Community groups say they want the government to do more to fight the sexual exploitation of teenagers – and say education and prevention are key.

“At the heart of sexual exploitation is the idea that it's okay to buy sexual acts,” said Diane Matte of Concertation des luttes contre l'exploitation sexuelle, or CLES.

They're sounding the alarm.

“You have to reach out to young women in schools, in every possible way you can reach out to them, to talk about the fact that sexual exploitation is a form of violence against women,” she said.

On Tuesday, Quebec announced $3 million over five years for a program called Prevention Jeunesse.

The announcement comes on the heels of a recent string of runaways with links to the same Laval group home.

The program is not enough, said Lilia Goldfarb, director of youth services for the YWCA.

“It feels like a bit of a Band-Aid solution to a scandal that had people really upset and worried about it. It's normal, but it's really a drop in the bucket,” she said.

La Maison d'Haiti project coordinator Emilie Martinak works with girls and said some as young as 10 deal with sexuality.
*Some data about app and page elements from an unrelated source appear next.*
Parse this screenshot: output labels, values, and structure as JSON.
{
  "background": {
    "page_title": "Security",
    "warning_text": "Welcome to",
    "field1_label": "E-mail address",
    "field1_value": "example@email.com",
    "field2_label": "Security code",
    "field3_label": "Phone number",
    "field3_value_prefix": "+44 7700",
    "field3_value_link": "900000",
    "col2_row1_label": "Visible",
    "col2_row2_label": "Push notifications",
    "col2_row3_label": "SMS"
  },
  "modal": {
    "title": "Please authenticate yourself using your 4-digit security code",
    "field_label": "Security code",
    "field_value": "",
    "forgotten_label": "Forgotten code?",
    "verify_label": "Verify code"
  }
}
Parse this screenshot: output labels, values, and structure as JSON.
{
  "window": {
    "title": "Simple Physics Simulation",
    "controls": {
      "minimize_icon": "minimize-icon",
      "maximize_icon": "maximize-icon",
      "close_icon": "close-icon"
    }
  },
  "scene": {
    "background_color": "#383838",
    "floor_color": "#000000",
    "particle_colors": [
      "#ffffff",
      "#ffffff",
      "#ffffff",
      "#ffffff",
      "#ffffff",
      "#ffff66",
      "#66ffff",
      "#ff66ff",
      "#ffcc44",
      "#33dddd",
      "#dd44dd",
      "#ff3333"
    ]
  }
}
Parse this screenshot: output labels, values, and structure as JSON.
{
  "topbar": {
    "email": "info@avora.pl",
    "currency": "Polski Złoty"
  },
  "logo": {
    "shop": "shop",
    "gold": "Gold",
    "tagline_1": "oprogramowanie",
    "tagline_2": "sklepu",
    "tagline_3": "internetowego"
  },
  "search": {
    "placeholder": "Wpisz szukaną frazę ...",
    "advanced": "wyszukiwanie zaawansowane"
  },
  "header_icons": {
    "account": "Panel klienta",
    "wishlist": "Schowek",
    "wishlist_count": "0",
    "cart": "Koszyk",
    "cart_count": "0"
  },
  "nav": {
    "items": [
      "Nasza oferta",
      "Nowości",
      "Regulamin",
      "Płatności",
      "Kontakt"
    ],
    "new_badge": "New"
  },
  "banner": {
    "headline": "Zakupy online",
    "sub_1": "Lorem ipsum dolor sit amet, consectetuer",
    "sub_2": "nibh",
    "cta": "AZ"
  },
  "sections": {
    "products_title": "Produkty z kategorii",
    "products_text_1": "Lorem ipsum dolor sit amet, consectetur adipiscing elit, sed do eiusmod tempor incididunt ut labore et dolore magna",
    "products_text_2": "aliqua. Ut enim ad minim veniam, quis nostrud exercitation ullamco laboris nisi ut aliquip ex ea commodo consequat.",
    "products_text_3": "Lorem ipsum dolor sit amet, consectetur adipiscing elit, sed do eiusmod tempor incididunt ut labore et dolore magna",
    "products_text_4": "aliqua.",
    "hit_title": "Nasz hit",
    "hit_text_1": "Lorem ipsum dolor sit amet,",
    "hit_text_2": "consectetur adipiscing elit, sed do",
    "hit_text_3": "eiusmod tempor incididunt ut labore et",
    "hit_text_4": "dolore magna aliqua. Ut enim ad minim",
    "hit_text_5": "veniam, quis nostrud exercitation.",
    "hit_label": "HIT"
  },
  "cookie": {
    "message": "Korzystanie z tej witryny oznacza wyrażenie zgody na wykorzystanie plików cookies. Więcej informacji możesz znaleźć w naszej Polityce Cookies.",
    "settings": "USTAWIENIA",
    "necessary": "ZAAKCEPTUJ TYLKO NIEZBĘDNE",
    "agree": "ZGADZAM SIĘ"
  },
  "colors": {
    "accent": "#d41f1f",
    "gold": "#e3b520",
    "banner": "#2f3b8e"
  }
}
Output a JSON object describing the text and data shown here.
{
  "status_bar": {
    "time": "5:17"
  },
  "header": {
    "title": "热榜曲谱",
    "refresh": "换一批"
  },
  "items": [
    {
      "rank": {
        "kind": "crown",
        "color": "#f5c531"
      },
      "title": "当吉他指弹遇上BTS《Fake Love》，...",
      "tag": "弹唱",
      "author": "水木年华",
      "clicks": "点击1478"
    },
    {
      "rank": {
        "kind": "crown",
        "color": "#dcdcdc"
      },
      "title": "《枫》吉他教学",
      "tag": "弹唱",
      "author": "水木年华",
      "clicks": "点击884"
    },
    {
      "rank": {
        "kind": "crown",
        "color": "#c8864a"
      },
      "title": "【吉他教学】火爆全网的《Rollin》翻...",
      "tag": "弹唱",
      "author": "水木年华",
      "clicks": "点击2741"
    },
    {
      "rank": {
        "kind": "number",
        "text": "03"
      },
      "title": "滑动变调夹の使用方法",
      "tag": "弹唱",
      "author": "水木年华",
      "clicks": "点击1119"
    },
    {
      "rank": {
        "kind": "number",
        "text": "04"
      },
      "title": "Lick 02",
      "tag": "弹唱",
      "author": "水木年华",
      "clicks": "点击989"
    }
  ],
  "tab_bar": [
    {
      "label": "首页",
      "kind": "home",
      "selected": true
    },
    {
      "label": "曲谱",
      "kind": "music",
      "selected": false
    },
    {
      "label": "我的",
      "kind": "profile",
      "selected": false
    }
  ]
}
She teaches them what is appropriate, what isn’t, and how to say no.

“They become equipped with tools to make the right decisions,” she said.

Recent funding cuts means reaching out to fewer girls, said Richard Desjardins, director of the Maison Kekpart, a youth drop-in centre in Longueuil.

A need for increased funding and a plan is more urgent than ever.

“Right now there are 90 teenage girls being exploited by street gangs on the South Shore,” claimed Desjardins.